Perhaps the unpalatable truth is that outsiders are unable positively to influence the process of deep institutional and cultural change which alone can overcome the profound crisis facing the Muslim world. By misdiagnosis of the issues, however, the West has played a considerable part in precipitating the crisis.

From dialogue to governance
We have argued that if there is to be any really meaningful dialogue with political Islam, the West needs to accept the role of listening, actively promoting symmetry in dialogue, and being ready to accommodate alternative discourses on the experience of modernity.

We also argue that the underlying Christian optic should be acknowledged — at least to ourselves. Meanwhile, Islamists might usefully attempt to transmute the idealism and energy of the early community of Muslims to the level of the state, large-scale enterprise and institutions, as their contribution to sociability.
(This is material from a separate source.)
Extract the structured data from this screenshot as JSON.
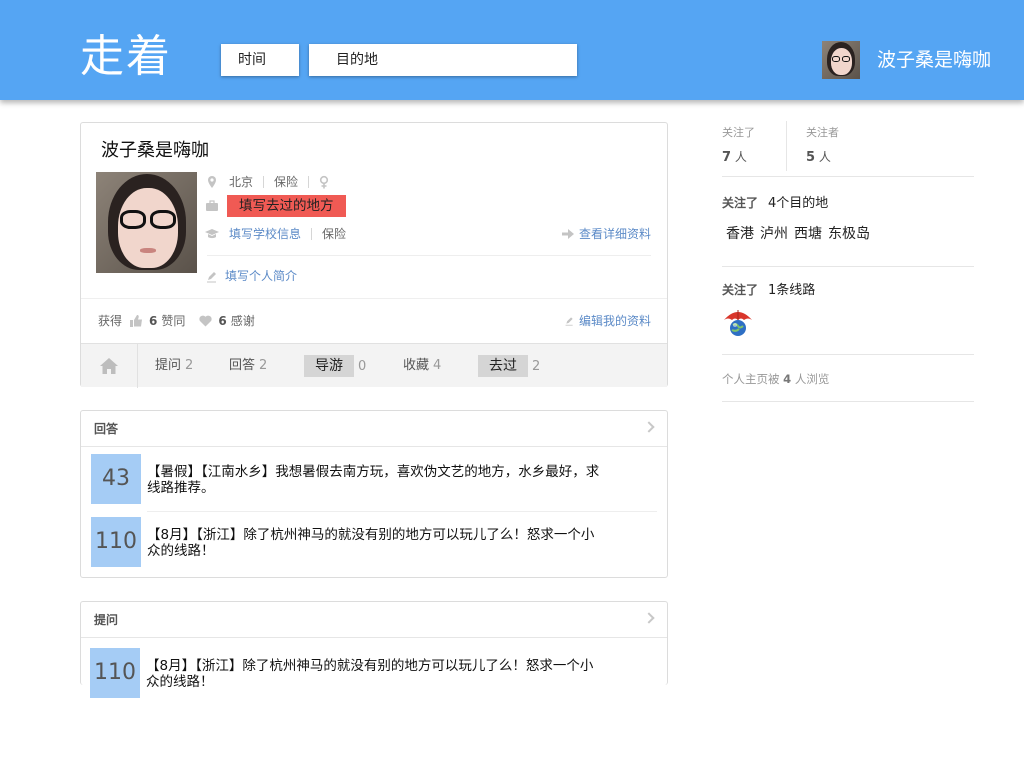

There will be some, however, who will doubt the value of dialogue with groups claiming to derive their views from a strict and fundamentalist interpretation of God’s will. Dogmatism and inflexibility is associated with any cultural, political, social or economic movement. It is true that when conflict occurs, dialogue becomes all the more difficult, and where it might be seen to reward those responsible, can be ruled out altogether .This should not be an excuse to refuse the attempt.

In the very different circumstance of sustained dialogue with Islamists, in the first instance, we should be trying to listen to another narrative. We must be prepared for the regular mention throughout much Islamist writing of those striking ‘parallels of the hostility’ with which the West has always greeted Islam, extending from the inhabitants of Mecca and their allies, through the Crusader knights of Europe in the Middle Ages to the pith-helmeted colonialists of the 18th and 19th centuries and including the current hostility, from a West whose collective mind appears similarly shut to their mission. Some Islamists argue that this is a struggle principally of faith and rivalry: others believe that once again it will entail a resort to force and self-defence, just as the first community of Muslims was faced with the need to respond to violent organised opposition.

What you will not find, here, is any monolithic ideology.  On the contrary, we have argued that the loosening of its internal checks and balances, and jettisoning of much of the traditional canon of Islam has made it once again vulnerable to change. The Qur’an may be viewed as a political document, a blueprint for a system for practical human life in all its aspects but it is silent on specifics at many points. As a result, Islam can be remarkably adaptable. Thus, Eickelman and Piscatori have noted with respect to Muslim law:
Emendations and additions to a purportedly invariant and complete Islamic Law (shari’a) have occurred throughout Islamic history, particularly since the mid-19th century.  Muslim jurists have rigorously maintained the pious fiction that there can be no change in divinely revealed law, even as they have exercised their independent judgement (Ijtihad) to create a kind of de facto legislation…even in such a reputedly conservative country as Saudi Arabia, legal reforms routinely occur, often made possible by the invocation of the “public interest” as an overriding Islamic concern.

To cite the immutability of Islam as a reason to desist from dialogue is inadequate, if not seriously flawed. If the more plausible case is made that the Islamists have failed to elaborate either solutions or a well-defined political platform that can face up to the challenges of modern society, then discourse is more — not less — likely to encourage political Islam to define its project in more concrete terms. In the void left by the retreat of the traditional Islamic establishment, the decline of the secular Left and of the nationalist Arab cause, political Islam has become the torchbearer for many Muslims. It is surely worth making the effort to hear what it is that they have to say.

Leave a Reply